A singular memory of political violence has emerged in Huancapi, a mountain village of the Andes of Ayacucho in Peru, devastated by the “dirty” war between the army and the Shining Path followers, from 1980 to 2000. Despite the massive conversions to new Christian churches during the conflict in this region, the Huancapi villagers remained fervent Catholics and the worship of their protector Saint became then intrinsically linked to the war events, through narratives on his attributed salvation miracles. How should one interpret these accounts in which the Saint appeared, in dreams or night visions, to armed actors to dissuade them from abusing the civil inhabitants? What status should be given to these narratives and what is the meaning granted to the miraculous intervention of the protective Saint, given the high death tolls that kept Huancapi in mourning?
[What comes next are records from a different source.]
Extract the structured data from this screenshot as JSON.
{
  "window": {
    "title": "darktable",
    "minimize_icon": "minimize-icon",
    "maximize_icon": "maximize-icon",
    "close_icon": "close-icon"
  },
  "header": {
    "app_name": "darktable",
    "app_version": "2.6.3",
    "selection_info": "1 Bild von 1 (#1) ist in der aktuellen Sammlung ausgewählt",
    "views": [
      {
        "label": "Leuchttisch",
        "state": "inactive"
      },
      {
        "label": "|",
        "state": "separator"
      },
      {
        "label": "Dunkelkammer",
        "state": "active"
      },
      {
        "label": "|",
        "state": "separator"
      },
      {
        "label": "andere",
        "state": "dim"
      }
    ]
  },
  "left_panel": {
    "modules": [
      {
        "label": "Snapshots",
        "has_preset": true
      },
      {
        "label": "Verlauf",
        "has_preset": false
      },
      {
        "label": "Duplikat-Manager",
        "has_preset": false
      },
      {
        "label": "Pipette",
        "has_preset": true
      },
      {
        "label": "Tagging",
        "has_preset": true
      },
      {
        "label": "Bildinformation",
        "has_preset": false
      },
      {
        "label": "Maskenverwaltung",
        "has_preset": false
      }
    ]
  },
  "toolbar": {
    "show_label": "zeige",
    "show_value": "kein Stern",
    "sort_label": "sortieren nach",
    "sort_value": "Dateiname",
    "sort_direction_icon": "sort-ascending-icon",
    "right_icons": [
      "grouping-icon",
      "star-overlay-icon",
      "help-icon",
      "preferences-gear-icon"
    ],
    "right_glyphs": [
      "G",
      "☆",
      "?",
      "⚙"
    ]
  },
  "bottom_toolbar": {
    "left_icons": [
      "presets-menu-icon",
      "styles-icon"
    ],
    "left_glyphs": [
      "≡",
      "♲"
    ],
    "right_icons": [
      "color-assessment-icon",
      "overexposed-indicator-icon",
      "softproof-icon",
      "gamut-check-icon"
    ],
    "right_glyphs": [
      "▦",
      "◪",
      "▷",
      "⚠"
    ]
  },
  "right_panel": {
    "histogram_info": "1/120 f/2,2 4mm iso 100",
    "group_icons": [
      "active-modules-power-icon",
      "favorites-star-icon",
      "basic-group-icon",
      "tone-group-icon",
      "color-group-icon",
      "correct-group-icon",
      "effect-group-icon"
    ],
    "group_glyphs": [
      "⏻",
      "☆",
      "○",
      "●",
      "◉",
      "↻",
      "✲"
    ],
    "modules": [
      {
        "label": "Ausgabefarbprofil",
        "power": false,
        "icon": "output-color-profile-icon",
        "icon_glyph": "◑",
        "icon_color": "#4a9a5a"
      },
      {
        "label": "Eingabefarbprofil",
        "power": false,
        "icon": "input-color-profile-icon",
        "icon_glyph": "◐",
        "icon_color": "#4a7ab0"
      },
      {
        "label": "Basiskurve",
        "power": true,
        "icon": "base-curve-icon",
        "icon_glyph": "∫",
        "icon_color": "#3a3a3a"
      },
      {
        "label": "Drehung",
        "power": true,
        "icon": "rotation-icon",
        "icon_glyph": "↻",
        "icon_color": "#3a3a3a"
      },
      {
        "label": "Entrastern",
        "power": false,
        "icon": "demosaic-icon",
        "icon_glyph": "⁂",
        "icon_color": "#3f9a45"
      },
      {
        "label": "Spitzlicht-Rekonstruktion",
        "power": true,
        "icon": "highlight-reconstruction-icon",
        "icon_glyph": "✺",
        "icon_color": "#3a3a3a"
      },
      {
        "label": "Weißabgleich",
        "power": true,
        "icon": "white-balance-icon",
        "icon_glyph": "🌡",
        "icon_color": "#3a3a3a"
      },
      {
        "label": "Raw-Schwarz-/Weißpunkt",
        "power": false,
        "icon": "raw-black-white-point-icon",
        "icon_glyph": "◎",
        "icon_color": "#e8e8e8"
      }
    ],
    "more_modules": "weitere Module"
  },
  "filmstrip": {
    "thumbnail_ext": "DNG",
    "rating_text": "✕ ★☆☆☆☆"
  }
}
I will first review the leading role given to this personage by examining the political and symbolic content of these wartime narratives to understand how they succeded to shape one of the village’s “emblematic memory”. Making use of James Scott’s notion of the “infrapolitics” of dominated groups, I will focus on the process of construction of a heroic collective memory that allowed an unusual reinterpretation of the bodily and morally painful experience that Huancapi endured; from a “hidden transcript”, in which is expressed offstage the aversion to the usual exactions in the military base, to an opened criticism made possible during a brave clash with soldiers, only apparently depoliticized, in order to protect the “Saint’s tree”, about to be cut in 1995. Finally, I will seek to appreciate the success of this consensual collective memory as a peculiar configuration of local micro-reconciliation which avoids remembering certain individual and unclear involvement of villagers in the tattling and disappearance of their own neighbors.